**Material provided:**
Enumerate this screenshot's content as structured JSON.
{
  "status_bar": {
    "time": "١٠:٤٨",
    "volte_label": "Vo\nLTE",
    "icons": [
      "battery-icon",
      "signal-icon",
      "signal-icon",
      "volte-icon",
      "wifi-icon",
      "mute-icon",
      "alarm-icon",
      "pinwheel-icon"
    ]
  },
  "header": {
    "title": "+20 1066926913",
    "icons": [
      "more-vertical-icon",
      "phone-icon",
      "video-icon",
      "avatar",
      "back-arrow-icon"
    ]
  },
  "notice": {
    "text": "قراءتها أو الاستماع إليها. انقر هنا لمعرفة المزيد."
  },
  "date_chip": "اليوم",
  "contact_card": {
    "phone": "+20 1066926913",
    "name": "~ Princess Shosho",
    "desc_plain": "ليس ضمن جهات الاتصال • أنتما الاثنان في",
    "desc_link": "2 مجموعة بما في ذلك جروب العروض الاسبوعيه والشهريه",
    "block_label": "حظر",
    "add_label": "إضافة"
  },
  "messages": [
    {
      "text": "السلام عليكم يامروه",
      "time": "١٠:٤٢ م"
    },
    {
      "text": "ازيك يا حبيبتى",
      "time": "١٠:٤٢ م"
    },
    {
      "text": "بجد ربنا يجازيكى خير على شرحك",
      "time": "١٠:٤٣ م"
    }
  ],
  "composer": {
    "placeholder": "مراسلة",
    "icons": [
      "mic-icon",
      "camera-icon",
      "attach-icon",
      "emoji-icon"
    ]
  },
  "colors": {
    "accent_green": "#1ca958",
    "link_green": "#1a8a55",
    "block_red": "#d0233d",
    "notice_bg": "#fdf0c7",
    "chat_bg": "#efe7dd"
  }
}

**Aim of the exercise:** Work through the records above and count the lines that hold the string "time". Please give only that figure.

**Completed task:** 4